Incorporating plants that move gently in the breeze and give that extra vertical lift can really make them stand out from their more static counterparts.  Ornamental grasses are great for adding movement as their habits are quite different and there are some that offer good all year round interest of both foliage and seed heads which last right into winter.

Hits: 5155 0 Comments
0

Blog Categories

Tag Cloud

Taxus Nicki Jackson alpines Joanna Lumley unity recycled materials hosepipe Ashwood Nurseries herbs grey water rosemary Daffodils June garden Prince Harry Mrs Loudon Moss Bank Park Perennial Urban Heat Island drought Horticultural Cloches Euphorbia hard landscaping GYO birch snow pollinators Futurescape RHS Tatton Park Laurel March garden Urban Heat Island Effect contemporary Trees water conservation April garden watering can basil RHS Malvern kerb-side appeal Capability Brown Snowdrops Malvern Hills Great British Garden Revival paving patio Alys Fowler vertical garden planning your garden gardening on tv National Gardening Week Echinacea Garden Planning Monty Don Chris Beardshaw water butt edible garden show Chelsea Physic Garden kitchen garden wild flowers Crocus Coastal plants bulb display Fleece sunflowers deer cottage garden sorbus Jekka McVicar career in horticulture saving water Floating Paradise Gardens of London Hosta James Wong courtyard NSALG Berginia CorTen steel rainwater harvesting topiary garden design trends Highgrove eco-friendly scented shrubs cyclamen Wildflowers front garden Achillea Levens Hall RHS Hampton Court BBC Sophie Raworth Acuba green spaces London pollinating insects repetition reclaimed materials Alan Titchmarsh colour in your garden February grow your own February garden build November garden Absorb pollution blue Decking terracota Tom Hart-Dyke Matt James RHS Chelsea Lantra ha ha Stone Lane Gardens rock gardens roof gardens Geranium Wisley Narcissus Gardeners World Joseph Banks RHS July garden women and work award Selfridges Roof Garden garden focal points spring bulbs productive garden structure John Massey ash Herb garden Hidcote garden design tip Charlie Dimmock poppies CorTen watering movement in the garden Birmingham Library sound in the garden Toby Buckland Buxus Lawrence Johnston roof garden acer Horticulturalist Horticulture legacy gift Malvern Spring Show August garden form cottage gardens Stoneleigh surfaces Kensington Roof Garden bulbs Herb May garden summer garden Phyllostachys nigra Ilex pond bees herbaceous borders December garden rococo Blue Daisy house plants HTA water ornamental grasses Kelmarsh Hall water feature October garden New York Highline Greenhouse Bamboo plants composting Cosmos astrosanguineus wildlife September garden Glasshouse gravel Kew Gardens Berberis winter garden Joe Swift sweat peas Rachel de Thame doddington hall Carol Klein pests timber spring garden garden room plant pots Events & Shows Cut flowers Cambridge botanical garden stonemarket lawn care garden design National Trust heatwave Shrubs January garden traditional style autumn garden garden twitter HNC garden advice at home show gardens Seed sowing winner Chelsea Flower Show Spring shrubs Winter shrubs hydroponic elm Briza maxima

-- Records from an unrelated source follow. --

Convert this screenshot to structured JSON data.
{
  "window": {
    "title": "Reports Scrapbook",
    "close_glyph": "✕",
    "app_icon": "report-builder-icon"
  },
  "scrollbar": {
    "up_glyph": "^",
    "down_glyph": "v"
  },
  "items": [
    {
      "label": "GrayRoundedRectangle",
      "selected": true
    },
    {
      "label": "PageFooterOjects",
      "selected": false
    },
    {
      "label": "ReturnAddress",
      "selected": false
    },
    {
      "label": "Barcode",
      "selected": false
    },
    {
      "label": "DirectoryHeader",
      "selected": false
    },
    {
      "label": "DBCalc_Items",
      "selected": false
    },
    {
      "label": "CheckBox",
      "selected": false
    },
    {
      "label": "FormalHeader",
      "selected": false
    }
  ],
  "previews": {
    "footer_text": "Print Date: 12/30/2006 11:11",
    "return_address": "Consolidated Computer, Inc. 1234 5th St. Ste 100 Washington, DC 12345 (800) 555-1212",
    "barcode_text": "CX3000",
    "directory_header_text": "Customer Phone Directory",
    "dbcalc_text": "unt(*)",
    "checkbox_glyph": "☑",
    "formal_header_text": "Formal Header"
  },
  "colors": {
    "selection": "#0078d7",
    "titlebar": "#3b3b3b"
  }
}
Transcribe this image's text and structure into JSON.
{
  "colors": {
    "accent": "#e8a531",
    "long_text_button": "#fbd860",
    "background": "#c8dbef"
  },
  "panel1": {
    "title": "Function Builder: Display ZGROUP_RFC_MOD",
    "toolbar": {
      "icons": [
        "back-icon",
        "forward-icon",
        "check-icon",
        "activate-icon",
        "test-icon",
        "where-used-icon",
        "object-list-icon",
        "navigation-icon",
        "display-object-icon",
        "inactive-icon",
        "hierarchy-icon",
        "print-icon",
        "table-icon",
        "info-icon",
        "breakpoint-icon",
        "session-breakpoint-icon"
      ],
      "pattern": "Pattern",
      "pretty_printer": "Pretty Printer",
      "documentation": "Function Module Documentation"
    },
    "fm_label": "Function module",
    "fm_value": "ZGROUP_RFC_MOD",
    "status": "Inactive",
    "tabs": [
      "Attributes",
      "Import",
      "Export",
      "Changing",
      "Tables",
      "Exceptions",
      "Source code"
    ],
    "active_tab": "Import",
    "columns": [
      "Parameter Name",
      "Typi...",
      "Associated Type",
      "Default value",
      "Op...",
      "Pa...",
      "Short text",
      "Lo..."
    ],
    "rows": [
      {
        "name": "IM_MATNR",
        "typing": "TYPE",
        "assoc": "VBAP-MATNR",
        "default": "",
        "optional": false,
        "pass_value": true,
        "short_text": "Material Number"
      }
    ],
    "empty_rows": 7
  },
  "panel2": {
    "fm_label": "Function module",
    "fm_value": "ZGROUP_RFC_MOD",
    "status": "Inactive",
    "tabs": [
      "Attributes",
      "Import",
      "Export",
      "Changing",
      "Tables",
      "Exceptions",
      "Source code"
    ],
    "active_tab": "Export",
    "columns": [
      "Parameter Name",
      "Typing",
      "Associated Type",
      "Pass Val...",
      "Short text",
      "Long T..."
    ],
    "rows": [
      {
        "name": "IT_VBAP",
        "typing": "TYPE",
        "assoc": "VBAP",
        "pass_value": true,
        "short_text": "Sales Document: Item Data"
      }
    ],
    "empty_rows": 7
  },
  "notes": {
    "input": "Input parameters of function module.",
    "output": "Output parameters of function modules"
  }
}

Welcome to Blue Daisy Blog



Our Promise

promiseWe work hard to keep our customers happy.  We work to a voluntary customer charter.

Peace of Mind

simplybusinessWe take our responsibilities seriously so we're insured through Simply Business.

Click on the logo for our Garden Design insurance details. For Gardening details see our gardening services page.

Proud Members Of...

landscapejuicen... The Landscape Juice Network where we interact with other professional gardeners, designers and landscapers.